Zigzagger is the latest stop along a serpentine path that began in Kobe, Japan, where Kuroda followed his trombonist brother into the local music scene. He moved to the U.S. and graduated from the New School’s Jazz and Contemporary Music program in 2006. It was during his time at the New School that Kuroda befriended José James, appearing on two of the singer’s albums and writing horn arrangements for his breakthrough album, 2013’s No Beginning No End.
James returned the favor by producing Kuroda’s 2014 Blue Note release Rising Son. That album followed three earlier independent releases: Bitter and High in 2006, Edge in 2011 and Six Aces in 2012. He’s become an active member of the diverse and vibrant NYC jazz scene, playing with the likes of José James, Akoya Afrobeat, Jesse Fischer, and others. Crossing into the world of hip-hop, he’s been playing with and writing arrangements for the legendary DJ Premier, half of the ground-breaking duo Gang Starr.
"It’s a group that knows how to lock in and lock it down... Kuroda is an artist who knows just where to place a note or start a run"

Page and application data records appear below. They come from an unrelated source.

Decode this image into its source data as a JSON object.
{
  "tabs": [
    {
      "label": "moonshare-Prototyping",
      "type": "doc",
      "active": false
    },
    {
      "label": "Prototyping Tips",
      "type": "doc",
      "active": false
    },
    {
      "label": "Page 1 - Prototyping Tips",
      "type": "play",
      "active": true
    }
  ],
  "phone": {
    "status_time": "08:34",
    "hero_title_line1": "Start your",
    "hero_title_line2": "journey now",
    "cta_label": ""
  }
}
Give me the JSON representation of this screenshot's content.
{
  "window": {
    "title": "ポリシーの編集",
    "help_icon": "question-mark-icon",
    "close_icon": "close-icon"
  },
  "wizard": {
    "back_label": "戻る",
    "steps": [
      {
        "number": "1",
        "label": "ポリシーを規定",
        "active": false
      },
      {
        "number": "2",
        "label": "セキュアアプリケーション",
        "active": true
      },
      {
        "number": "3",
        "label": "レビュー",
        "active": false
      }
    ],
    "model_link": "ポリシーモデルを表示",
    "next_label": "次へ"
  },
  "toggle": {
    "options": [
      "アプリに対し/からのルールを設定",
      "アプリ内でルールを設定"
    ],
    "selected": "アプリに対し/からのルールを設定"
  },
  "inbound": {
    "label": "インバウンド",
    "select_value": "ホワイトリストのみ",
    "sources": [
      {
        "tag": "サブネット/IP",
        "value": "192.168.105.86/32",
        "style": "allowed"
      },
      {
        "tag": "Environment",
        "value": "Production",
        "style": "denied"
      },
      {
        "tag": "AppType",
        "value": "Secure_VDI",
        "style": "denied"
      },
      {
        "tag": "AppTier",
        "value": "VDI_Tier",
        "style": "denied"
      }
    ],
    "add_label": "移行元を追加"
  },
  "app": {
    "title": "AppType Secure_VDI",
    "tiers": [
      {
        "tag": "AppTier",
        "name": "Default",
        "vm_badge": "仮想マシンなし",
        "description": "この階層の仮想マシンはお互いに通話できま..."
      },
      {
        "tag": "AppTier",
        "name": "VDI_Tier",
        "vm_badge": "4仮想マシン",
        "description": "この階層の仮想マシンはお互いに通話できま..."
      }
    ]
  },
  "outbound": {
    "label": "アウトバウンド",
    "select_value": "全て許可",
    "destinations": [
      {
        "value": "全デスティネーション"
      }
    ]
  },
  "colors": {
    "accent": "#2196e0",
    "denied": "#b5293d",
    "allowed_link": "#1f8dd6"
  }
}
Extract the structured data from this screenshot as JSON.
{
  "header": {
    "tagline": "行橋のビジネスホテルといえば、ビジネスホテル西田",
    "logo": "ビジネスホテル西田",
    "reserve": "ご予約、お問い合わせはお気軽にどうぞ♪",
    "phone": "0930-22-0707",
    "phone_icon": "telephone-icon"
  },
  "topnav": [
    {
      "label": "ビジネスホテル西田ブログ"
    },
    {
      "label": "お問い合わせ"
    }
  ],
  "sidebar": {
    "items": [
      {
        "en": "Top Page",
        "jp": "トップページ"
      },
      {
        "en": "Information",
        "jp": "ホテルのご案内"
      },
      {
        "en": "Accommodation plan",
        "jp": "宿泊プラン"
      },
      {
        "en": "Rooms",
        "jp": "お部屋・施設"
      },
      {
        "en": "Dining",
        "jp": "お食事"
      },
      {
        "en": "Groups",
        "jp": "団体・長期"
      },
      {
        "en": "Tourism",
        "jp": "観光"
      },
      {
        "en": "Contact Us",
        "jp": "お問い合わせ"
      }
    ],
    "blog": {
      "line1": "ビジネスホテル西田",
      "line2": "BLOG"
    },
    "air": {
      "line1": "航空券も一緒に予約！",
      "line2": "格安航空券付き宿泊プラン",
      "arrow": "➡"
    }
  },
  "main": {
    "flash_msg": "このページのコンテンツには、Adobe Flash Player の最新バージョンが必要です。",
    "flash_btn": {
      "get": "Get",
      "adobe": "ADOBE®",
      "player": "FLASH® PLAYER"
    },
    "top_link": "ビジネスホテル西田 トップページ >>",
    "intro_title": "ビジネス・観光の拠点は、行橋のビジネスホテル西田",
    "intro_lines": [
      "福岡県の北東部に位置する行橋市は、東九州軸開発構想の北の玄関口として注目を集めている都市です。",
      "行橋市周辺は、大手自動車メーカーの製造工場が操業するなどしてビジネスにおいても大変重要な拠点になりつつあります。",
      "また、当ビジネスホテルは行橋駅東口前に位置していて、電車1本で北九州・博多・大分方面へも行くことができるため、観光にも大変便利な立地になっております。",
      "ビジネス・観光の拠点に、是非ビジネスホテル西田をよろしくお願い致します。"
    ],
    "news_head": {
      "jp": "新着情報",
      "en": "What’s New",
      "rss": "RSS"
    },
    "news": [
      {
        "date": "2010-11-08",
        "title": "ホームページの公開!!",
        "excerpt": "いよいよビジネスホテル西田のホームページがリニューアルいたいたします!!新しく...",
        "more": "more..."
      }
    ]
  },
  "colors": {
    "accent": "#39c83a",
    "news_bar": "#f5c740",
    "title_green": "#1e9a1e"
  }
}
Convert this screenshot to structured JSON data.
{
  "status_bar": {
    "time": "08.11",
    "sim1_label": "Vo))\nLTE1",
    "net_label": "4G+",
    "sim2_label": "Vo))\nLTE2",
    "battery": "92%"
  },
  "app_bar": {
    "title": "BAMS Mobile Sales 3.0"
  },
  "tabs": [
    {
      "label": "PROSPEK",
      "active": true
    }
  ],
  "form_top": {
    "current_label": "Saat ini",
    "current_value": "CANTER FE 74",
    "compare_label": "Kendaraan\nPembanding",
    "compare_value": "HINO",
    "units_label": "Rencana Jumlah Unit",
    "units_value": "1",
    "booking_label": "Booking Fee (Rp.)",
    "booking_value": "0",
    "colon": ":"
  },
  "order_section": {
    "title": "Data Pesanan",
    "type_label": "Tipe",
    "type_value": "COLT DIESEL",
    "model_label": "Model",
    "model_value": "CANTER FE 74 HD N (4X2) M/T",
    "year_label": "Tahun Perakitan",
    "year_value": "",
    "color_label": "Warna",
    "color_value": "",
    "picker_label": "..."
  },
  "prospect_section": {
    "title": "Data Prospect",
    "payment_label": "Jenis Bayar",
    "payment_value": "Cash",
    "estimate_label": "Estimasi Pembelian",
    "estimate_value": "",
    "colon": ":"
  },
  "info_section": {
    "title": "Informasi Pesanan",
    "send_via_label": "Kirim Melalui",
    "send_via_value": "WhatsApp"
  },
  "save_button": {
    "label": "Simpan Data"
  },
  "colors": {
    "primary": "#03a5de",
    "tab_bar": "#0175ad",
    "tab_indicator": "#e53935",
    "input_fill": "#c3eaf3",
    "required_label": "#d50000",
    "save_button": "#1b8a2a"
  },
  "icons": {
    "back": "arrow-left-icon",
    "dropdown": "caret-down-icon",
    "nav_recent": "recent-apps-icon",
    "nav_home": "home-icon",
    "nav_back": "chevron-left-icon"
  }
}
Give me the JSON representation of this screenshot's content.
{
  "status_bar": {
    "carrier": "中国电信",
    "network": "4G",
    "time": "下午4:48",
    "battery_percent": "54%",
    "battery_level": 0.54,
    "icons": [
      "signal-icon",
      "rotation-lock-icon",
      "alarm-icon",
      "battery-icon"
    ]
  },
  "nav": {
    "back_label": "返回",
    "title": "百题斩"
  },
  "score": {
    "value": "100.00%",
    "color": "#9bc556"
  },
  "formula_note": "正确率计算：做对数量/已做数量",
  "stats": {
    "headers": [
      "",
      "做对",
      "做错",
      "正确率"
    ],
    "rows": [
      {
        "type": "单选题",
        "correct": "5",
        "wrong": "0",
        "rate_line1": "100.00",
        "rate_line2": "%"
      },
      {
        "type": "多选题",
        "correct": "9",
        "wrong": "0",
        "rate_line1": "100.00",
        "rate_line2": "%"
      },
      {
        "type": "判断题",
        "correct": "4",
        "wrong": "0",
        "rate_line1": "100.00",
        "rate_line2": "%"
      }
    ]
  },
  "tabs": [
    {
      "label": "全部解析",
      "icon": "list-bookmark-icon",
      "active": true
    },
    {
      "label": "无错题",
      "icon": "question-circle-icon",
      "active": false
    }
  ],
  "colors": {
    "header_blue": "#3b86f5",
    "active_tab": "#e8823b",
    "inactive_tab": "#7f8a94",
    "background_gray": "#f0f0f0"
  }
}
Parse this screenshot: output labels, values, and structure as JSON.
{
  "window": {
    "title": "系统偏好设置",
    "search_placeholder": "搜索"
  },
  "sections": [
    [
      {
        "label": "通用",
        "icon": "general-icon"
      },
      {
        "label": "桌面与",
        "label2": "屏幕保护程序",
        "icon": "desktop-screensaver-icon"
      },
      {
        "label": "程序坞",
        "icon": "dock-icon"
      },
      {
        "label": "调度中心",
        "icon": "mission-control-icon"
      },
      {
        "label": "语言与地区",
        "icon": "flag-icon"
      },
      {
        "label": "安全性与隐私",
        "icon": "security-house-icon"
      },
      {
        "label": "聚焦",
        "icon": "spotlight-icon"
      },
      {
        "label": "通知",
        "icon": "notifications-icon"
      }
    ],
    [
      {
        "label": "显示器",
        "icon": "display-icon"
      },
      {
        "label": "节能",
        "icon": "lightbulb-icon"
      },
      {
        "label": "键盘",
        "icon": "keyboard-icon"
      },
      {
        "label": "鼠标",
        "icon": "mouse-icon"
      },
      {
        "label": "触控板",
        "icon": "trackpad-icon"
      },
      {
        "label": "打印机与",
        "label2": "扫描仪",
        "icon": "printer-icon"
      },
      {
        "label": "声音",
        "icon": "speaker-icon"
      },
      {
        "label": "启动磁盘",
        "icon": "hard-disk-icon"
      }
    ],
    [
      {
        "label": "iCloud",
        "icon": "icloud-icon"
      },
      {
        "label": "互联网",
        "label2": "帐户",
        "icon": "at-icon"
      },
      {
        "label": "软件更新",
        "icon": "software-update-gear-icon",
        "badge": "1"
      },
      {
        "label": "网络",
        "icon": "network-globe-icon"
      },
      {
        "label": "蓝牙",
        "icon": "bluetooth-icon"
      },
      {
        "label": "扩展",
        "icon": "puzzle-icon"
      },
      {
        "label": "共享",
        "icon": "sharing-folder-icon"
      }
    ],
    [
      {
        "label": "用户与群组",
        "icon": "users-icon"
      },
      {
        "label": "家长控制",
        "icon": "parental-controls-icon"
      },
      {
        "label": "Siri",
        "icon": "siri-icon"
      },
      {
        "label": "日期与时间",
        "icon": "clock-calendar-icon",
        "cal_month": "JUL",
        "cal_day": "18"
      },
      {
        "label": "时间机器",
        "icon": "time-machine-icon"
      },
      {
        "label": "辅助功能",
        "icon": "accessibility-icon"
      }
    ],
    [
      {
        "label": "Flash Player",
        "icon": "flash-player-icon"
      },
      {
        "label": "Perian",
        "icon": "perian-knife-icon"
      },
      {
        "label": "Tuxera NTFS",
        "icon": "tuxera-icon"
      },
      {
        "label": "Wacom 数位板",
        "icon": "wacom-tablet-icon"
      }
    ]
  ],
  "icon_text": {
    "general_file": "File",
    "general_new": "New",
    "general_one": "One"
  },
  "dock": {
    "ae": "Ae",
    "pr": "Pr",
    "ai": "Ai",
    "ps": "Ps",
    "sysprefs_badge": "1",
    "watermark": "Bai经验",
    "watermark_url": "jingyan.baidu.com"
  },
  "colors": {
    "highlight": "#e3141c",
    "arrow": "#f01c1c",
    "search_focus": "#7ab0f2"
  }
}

“No one sounds like Takuya...His tone, warmth and most of all his storytelling have inspired me for years. His writing is soulful, modern, and effortlessly bridges the gap between jazz and soul, and between history and tomorrow."